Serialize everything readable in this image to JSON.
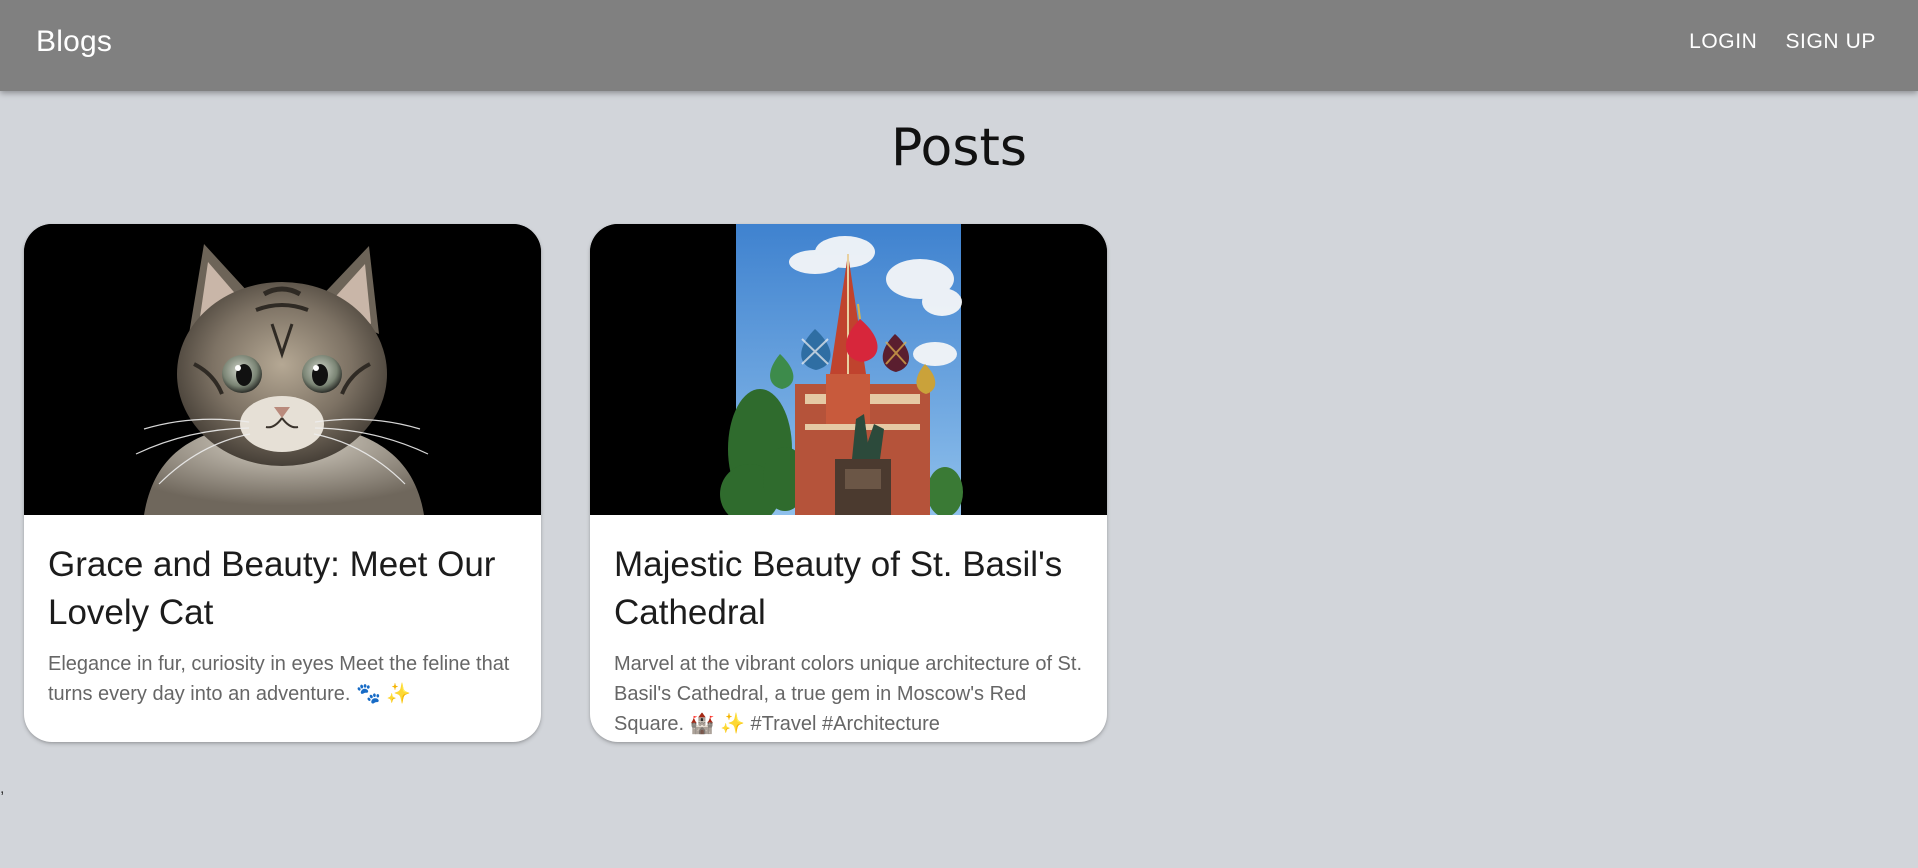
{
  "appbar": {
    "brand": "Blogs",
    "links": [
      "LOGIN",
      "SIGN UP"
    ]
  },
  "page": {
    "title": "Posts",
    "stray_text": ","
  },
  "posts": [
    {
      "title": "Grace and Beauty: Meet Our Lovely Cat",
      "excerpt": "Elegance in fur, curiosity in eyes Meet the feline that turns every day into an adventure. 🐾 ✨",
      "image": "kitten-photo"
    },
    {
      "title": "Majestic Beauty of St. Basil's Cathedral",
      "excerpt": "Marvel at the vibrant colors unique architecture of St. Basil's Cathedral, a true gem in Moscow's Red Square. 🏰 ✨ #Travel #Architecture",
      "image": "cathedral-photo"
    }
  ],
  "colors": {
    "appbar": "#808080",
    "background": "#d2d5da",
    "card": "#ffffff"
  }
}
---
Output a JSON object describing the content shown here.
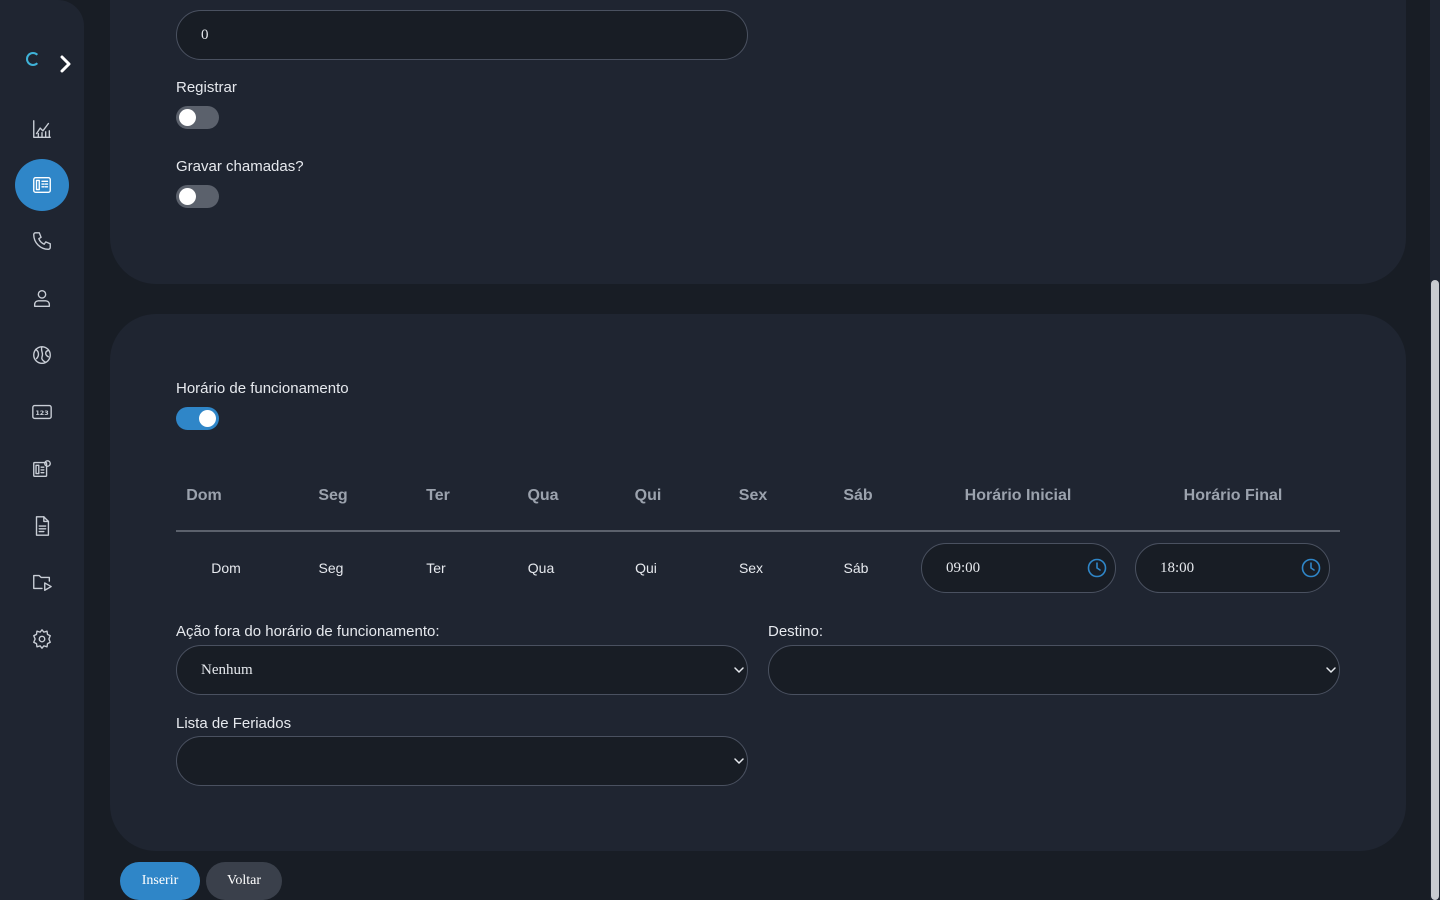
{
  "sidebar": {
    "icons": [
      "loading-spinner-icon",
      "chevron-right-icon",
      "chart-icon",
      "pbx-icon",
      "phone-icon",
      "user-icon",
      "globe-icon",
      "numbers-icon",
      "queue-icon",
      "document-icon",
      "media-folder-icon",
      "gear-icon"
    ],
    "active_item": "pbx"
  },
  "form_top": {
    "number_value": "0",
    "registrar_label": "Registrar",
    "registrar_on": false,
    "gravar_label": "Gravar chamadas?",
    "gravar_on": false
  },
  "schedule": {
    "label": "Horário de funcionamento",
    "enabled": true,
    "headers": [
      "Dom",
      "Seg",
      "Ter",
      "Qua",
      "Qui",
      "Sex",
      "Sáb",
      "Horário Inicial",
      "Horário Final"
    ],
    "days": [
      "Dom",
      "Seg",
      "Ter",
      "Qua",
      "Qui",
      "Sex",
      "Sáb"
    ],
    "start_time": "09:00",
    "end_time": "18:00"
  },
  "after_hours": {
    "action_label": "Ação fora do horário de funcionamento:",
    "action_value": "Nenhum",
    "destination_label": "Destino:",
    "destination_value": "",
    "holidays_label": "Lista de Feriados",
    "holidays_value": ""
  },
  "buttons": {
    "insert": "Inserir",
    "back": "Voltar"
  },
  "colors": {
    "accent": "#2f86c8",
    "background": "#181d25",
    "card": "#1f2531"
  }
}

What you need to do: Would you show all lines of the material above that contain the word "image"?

Solution for this problem:
Serialize everything readable in this image to JSON.
      "image": "kitten-photo"
      "image": "cathedral-photo"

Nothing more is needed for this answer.